=== Begin Enclosure ===
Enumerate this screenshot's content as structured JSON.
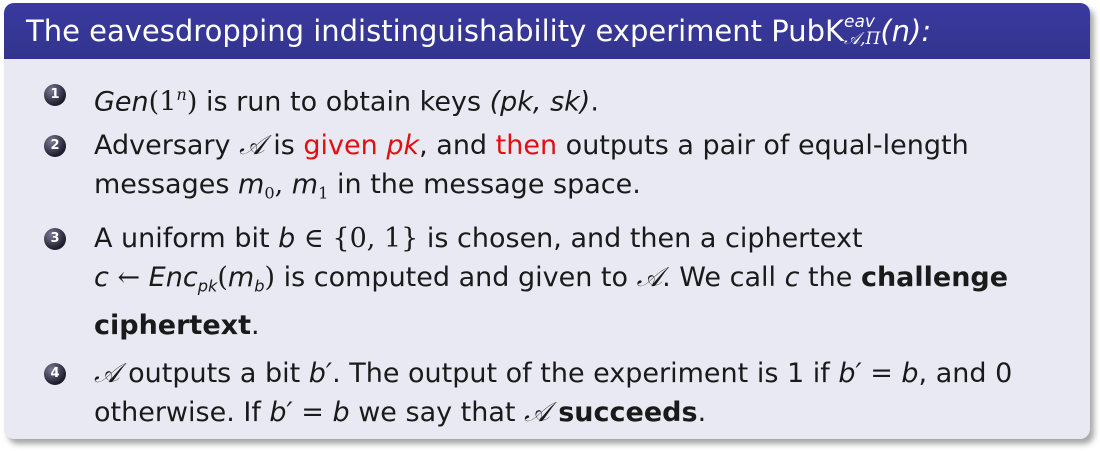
{
  "block": {
    "title_prefix": "The eavesdropping indistinguishability experiment PubK",
    "title_sup": "eav",
    "title_sub": "𝒜,Π",
    "title_arg": "(n):"
  },
  "items": [
    {
      "number": "1",
      "gen": "Gen",
      "gen_arg_open": "(1",
      "gen_arg_sup": "n",
      "gen_arg_close": ")",
      "text_a": " is run to obtain keys ",
      "keys": "(pk, sk)",
      "text_end": "."
    },
    {
      "number": "2",
      "line1_a": "Adversary ",
      "adv": "𝒜",
      "line1_b": " is ",
      "given": "given ",
      "given_pk": "pk",
      "line1_c": ", and ",
      "then": "then",
      "line1_d": " outputs a pair of equal-length",
      "line2_a": "messages ",
      "m0": "m",
      "m0_sub": "0",
      "m_sep": ", ",
      "m1": "m",
      "m1_sub": "1",
      "line2_b": " in the message space."
    },
    {
      "number": "3",
      "line1_a": "A uniform bit ",
      "bit": "b",
      "set": " ∈ {0, 1}",
      "line1_b": " is chosen, and then a ciphertext",
      "c": "c",
      "arrow": " ← ",
      "enc": "Enc",
      "enc_sub": "pk",
      "enc_open": "(",
      "mb": "m",
      "mb_sub": "b",
      "enc_close": ")",
      "line2_a": " is computed and given to ",
      "adv": "𝒜",
      "line2_b": ". We call ",
      "c2": "c",
      "line2_c": " the ",
      "challenge": "challenge",
      "ciphertext": "ciphertext",
      "line3_end": "."
    },
    {
      "number": "4",
      "adv": "𝒜",
      "line1_a": " outputs a bit ",
      "bp": "b′",
      "line1_b": ". The output of the experiment is 1 if ",
      "bp2": "b′",
      "eq": " = ",
      "b": "b",
      "line1_c": ", and 0",
      "line2_a": "otherwise. If ",
      "bp3": "b′",
      "eq2": " = ",
      "b2": "b",
      "line2_b": " we say that ",
      "adv2": "𝒜",
      "line2_c": " ",
      "succeeds": "succeeds",
      "line2_end": "."
    }
  ]
}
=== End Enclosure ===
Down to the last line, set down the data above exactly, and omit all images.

Written answer:
Enumerate this screenshot's content as structured JSON.
{
  "block": {
    "title_prefix": "The eavesdropping indistinguishability experiment PubK",
    "title_sup": "eav",
    "title_sub": "𝒜,Π",
    "title_arg": "(n):"
  },
  "items": [
    {
      "number": "1",
      "gen": "Gen",
      "gen_arg_open": "(1",
      "gen_arg_sup": "n",
      "gen_arg_close": ")",
      "text_a": " is run to obtain keys ",
      "keys": "(pk, sk)",
      "text_end": "."
    },
    {
      "number": "2",
      "line1_a": "Adversary ",
      "adv": "𝒜",
      "line1_b": " is ",
      "given": "given ",
      "given_pk": "pk",
      "line1_c": ", and ",
      "then": "then",
      "line1_d": " outputs a pair of equal-length",
      "line2_a": "messages ",
      "m0": "m",
      "m0_sub": "0",
      "m_sep": ", ",
      "m1": "m",
      "m1_sub": "1",
      "line2_b": " in the message space."
    },
    {
      "number": "3",
      "line1_a": "A uniform bit ",
      "bit": "b",
      "set": " ∈ {0, 1}",
      "line1_b": " is chosen, and then a ciphertext",
      "c": "c",
      "arrow": " ← ",
      "enc": "Enc",
      "enc_sub": "pk",
      "enc_open": "(",
      "mb": "m",
      "mb_sub": "b",
      "enc_close": ")",
      "line2_a": " is computed and given to ",
      "adv": "𝒜",
      "line2_b": ". We call ",
      "c2": "c",
      "line2_c": " the ",
      "challenge": "challenge",
      "ciphertext": "ciphertext",
      "line3_end": "."
    },
    {
      "number": "4",
      "adv": "𝒜",
      "line1_a": " outputs a bit ",
      "bp": "b′",
      "line1_b": ". The output of the experiment is 1 if ",
      "bp2": "b′",
      "eq": " = ",
      "b": "b",
      "line1_c": ", and 0",
      "line2_a": "otherwise. If ",
      "bp3": "b′",
      "eq2": " = ",
      "b2": "b",
      "line2_b": " we say that ",
      "adv2": "𝒜",
      "line2_c": " ",
      "succeeds": "succeeds",
      "line2_end": "."
    }
  ]
}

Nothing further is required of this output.